=== Begin Enclosure ===

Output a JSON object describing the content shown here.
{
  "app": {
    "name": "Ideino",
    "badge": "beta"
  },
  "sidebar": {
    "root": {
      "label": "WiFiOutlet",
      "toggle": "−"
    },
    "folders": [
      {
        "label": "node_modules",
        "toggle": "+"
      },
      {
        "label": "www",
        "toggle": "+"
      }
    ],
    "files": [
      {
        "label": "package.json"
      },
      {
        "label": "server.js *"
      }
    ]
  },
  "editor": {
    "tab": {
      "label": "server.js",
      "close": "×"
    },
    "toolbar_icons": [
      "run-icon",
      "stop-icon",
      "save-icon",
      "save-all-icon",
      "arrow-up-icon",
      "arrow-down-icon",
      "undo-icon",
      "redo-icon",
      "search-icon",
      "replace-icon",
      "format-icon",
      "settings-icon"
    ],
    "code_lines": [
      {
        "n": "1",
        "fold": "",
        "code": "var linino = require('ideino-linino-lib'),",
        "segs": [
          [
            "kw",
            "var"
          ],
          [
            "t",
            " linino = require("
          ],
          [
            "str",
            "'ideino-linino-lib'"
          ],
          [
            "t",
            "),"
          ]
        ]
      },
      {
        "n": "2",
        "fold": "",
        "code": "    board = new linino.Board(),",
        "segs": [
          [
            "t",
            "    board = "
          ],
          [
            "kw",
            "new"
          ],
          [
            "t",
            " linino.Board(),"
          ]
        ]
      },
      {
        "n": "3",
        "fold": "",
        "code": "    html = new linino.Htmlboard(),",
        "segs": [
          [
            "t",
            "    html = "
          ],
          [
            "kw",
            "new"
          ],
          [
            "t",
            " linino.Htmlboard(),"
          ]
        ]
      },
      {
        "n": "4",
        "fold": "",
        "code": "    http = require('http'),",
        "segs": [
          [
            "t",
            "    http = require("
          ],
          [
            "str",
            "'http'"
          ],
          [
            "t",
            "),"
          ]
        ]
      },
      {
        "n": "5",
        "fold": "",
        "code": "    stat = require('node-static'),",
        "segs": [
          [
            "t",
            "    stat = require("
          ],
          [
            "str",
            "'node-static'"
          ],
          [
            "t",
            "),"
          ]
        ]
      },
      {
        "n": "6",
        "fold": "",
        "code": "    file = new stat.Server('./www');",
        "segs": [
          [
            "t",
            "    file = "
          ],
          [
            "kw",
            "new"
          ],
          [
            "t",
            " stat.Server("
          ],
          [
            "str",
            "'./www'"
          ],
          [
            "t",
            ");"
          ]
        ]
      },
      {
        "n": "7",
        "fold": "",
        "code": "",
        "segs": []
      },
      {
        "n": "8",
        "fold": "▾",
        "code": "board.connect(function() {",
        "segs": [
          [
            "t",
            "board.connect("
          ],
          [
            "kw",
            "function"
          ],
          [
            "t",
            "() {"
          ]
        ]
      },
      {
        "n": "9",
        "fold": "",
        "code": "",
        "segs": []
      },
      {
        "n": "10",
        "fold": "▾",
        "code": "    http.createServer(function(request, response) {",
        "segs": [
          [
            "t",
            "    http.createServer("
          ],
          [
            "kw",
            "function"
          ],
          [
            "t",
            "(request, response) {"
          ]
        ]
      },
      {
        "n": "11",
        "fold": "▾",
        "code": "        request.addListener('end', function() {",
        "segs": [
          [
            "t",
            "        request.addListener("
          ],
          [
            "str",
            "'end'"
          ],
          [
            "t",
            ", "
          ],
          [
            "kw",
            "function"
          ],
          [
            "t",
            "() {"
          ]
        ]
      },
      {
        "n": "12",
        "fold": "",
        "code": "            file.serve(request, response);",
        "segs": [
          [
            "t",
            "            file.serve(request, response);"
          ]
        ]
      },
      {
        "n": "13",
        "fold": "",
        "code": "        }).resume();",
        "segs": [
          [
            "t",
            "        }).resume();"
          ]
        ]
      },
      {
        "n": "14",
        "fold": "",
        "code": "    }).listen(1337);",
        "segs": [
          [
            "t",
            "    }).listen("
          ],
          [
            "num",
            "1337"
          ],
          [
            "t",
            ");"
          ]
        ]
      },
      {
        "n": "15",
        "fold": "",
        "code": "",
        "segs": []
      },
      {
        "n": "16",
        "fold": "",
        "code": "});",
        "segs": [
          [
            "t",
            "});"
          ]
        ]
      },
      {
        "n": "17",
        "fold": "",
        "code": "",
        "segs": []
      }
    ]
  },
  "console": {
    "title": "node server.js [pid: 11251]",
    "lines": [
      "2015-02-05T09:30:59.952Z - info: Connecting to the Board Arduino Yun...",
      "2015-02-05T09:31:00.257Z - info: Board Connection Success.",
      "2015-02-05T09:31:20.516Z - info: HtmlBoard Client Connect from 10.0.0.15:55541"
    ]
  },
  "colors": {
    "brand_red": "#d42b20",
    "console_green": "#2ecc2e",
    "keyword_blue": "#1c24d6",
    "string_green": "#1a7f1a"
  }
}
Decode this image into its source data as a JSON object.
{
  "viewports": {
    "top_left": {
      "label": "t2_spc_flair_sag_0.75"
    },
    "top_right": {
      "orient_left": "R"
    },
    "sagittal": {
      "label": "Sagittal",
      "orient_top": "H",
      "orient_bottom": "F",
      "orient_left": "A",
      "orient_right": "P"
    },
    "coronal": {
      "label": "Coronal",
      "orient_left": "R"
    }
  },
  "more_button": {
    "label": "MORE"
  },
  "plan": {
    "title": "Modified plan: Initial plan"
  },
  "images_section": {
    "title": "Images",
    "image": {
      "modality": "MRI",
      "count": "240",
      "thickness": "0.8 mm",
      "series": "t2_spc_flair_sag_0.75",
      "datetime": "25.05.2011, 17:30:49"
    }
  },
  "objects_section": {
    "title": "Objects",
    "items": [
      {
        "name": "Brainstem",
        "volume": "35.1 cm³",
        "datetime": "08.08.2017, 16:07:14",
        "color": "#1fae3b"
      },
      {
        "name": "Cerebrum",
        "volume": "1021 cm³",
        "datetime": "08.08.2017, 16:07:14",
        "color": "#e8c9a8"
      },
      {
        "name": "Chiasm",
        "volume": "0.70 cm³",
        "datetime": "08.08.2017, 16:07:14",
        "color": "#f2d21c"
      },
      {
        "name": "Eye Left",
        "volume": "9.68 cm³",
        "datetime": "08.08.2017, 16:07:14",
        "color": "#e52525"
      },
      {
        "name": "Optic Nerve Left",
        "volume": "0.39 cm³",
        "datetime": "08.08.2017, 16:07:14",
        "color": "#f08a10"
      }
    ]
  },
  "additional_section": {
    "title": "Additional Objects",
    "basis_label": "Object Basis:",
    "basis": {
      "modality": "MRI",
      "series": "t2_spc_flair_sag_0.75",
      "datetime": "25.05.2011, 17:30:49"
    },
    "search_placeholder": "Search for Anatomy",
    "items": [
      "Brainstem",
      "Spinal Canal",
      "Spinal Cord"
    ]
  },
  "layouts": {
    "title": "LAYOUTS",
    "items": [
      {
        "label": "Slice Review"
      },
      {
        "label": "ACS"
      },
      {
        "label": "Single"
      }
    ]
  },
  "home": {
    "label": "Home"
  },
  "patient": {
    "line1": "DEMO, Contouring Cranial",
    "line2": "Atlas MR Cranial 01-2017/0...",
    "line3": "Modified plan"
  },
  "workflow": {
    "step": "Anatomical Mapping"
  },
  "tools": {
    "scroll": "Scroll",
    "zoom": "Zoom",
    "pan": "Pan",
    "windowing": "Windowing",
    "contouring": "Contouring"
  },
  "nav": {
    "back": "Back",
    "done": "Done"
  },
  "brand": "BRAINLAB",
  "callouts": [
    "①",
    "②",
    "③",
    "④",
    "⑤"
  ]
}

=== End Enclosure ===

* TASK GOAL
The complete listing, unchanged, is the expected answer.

* RESPONSE TO THIS TASK
Output a JSON object describing the content shown here.
{
  "app": {
    "name": "Ideino",
    "badge": "beta"
  },
  "sidebar": {
    "root": {
      "label": "WiFiOutlet",
      "toggle": "−"
    },
    "folders": [
      {
        "label": "node_modules",
        "toggle": "+"
      },
      {
        "label": "www",
        "toggle": "+"
      }
    ],
    "files": [
      {
        "label": "package.json"
      },
      {
        "label": "server.js *"
      }
    ]
  },
  "editor": {
    "tab": {
      "label": "server.js",
      "close": "×"
    },
    "toolbar_icons": [
      "run-icon",
      "stop-icon",
      "save-icon",
      "save-all-icon",
      "arrow-up-icon",
      "arrow-down-icon",
      "undo-icon",
      "redo-icon",
      "search-icon",
      "replace-icon",
      "format-icon",
      "settings-icon"
    ],
    "code_lines": [
      {
        "n": "1",
        "fold": "",
        "code": "var linino = require('ideino-linino-lib'),",
        "segs": [
          [
            "kw",
            "var"
          ],
          [
            "t",
            " linino = require("
          ],
          [
            "str",
            "'ideino-linino-lib'"
          ],
          [
            "t",
            "),"
          ]
        ]
      },
      {
        "n": "2",
        "fold": "",
        "code": "    board = new linino.Board(),",
        "segs": [
          [
            "t",
            "    board = "
          ],
          [
            "kw",
            "new"
          ],
          [
            "t",
            " linino.Board(),"
          ]
        ]
      },
      {
        "n": "3",
        "fold": "",
        "code": "    html = new linino.Htmlboard(),",
        "segs": [
          [
            "t",
            "    html = "
          ],
          [
            "kw",
            "new"
          ],
          [
            "t",
            " linino.Htmlboard(),"
          ]
        ]
      },
      {
        "n": "4",
        "fold": "",
        "code": "    http = require('http'),",
        "segs": [
          [
            "t",
            "    http = require("
          ],
          [
            "str",
            "'http'"
          ],
          [
            "t",
            "),"
          ]
        ]
      },
      {
        "n": "5",
        "fold": "",
        "code": "    stat = require('node-static'),",
        "segs": [
          [
            "t",
            "    stat = require("
          ],
          [
            "str",
            "'node-static'"
          ],
          [
            "t",
            "),"
          ]
        ]
      },
      {
        "n": "6",
        "fold": "",
        "code": "    file = new stat.Server('./www');",
        "segs": [
          [
            "t",
            "    file = "
          ],
          [
            "kw",
            "new"
          ],
          [
            "t",
            " stat.Server("
          ],
          [
            "str",
            "'./www'"
          ],
          [
            "t",
            ");"
          ]
        ]
      },
      {
        "n": "7",
        "fold": "",
        "code": "",
        "segs": []
      },
      {
        "n": "8",
        "fold": "▾",
        "code": "board.connect(function() {",
        "segs": [
          [
            "t",
            "board.connect("
          ],
          [
            "kw",
            "function"
          ],
          [
            "t",
            "() {"
          ]
        ]
      },
      {
        "n": "9",
        "fold": "",
        "code": "",
        "segs": []
      },
      {
        "n": "10",
        "fold": "▾",
        "code": "    http.createServer(function(request, response) {",
        "segs": [
          [
            "t",
            "    http.createServer("
          ],
          [
            "kw",
            "function"
          ],
          [
            "t",
            "(request, response) {"
          ]
        ]
      },
      {
        "n": "11",
        "fold": "▾",
        "code": "        request.addListener('end', function() {",
        "segs": [
          [
            "t",
            "        request.addListener("
          ],
          [
            "str",
            "'end'"
          ],
          [
            "t",
            ", "
          ],
          [
            "kw",
            "function"
          ],
          [
            "t",
            "() {"
          ]
        ]
      },
      {
        "n": "12",
        "fold": "",
        "code": "            file.serve(request, response);",
        "segs": [
          [
            "t",
            "            file.serve(request, response);"
          ]
        ]
      },
      {
        "n": "13",
        "fold": "",
        "code": "        }).resume();",
        "segs": [
          [
            "t",
            "        }).resume();"
          ]
        ]
      },
      {
        "n": "14",
        "fold": "",
        "code": "    }).listen(1337);",
        "segs": [
          [
            "t",
            "    }).listen("
          ],
          [
            "num",
            "1337"
          ],
          [
            "t",
            ");"
          ]
        ]
      },
      {
        "n": "15",
        "fold": "",
        "code": "",
        "segs": []
      },
      {
        "n": "16",
        "fold": "",
        "code": "});",
        "segs": [
          [
            "t",
            "});"
          ]
        ]
      },
      {
        "n": "17",
        "fold": "",
        "code": "",
        "segs": []
      }
    ]
  },
  "console": {
    "title": "node server.js [pid: 11251]",
    "lines": [
      "2015-02-05T09:30:59.952Z - info: Connecting to the Board Arduino Yun...",
      "2015-02-05T09:31:00.257Z - info: Board Connection Success.",
      "2015-02-05T09:31:20.516Z - info: HtmlBoard Client Connect from 10.0.0.15:55541"
    ]
  },
  "colors": {
    "brand_red": "#d42b20",
    "console_green": "#2ecc2e",
    "keyword_blue": "#1c24d6",
    "string_green": "#1a7f1a"
  }
}
Decode this image into its source data as a JSON object.
{
  "viewports": {
    "top_left": {
      "label": "t2_spc_flair_sag_0.75"
    },
    "top_right": {
      "orient_left": "R"
    },
    "sagittal": {
      "label": "Sagittal",
      "orient_top": "H",
      "orient_bottom": "F",
      "orient_left": "A",
      "orient_right": "P"
    },
    "coronal": {
      "label": "Coronal",
      "orient_left": "R"
    }
  },
  "more_button": {
    "label": "MORE"
  },
  "plan": {
    "title": "Modified plan: Initial plan"
  },
  "images_section": {
    "title": "Images",
    "image": {
      "modality": "MRI",
      "count": "240",
      "thickness": "0.8 mm",
      "series": "t2_spc_flair_sag_0.75",
      "datetime": "25.05.2011, 17:30:49"
    }
  },
  "objects_section": {
    "title": "Objects",
    "items": [
      {
        "name": "Brainstem",
        "volume": "35.1 cm³",
        "datetime": "08.08.2017, 16:07:14",
        "color": "#1fae3b"
      },
      {
        "name": "Cerebrum",
        "volume": "1021 cm³",
        "datetime": "08.08.2017, 16:07:14",
        "color": "#e8c9a8"
      },
      {
        "name": "Chiasm",
        "volume": "0.70 cm³",
        "datetime": "08.08.2017, 16:07:14",
        "color": "#f2d21c"
      },
      {
        "name": "Eye Left",
        "volume": "9.68 cm³",
        "datetime": "08.08.2017, 16:07:14",
        "color": "#e52525"
      },
      {
        "name": "Optic Nerve Left",
        "volume": "0.39 cm³",
        "datetime": "08.08.2017, 16:07:14",
        "color": "#f08a10"
      }
    ]
  },
  "additional_section": {
    "title": "Additional Objects",
    "basis_label": "Object Basis:",
    "basis": {
      "modality": "MRI",
      "series": "t2_spc_flair_sag_0.75",
      "datetime": "25.05.2011, 17:30:49"
    },
    "search_placeholder": "Search for Anatomy",
    "items": [
      "Brainstem",
      "Spinal Canal",
      "Spinal Cord"
    ]
  },
  "layouts": {
    "title": "LAYOUTS",
    "items": [
      {
        "label": "Slice Review"
      },
      {
        "label": "ACS"
      },
      {
        "label": "Single"
      }
    ]
  },
  "home": {
    "label": "Home"
  },
  "patient": {
    "line1": "DEMO, Contouring Cranial",
    "line2": "Atlas MR Cranial 01-2017/0...",
    "line3": "Modified plan"
  },
  "workflow": {
    "step": "Anatomical Mapping"
  },
  "tools": {
    "scroll": "Scroll",
    "zoom": "Zoom",
    "pan": "Pan",
    "windowing": "Windowing",
    "contouring": "Contouring"
  },
  "nav": {
    "back": "Back",
    "done": "Done"
  },
  "brand": "BRAINLAB",
  "callouts": [
    "①",
    "②",
    "③",
    "④",
    "⑤"
  ]
}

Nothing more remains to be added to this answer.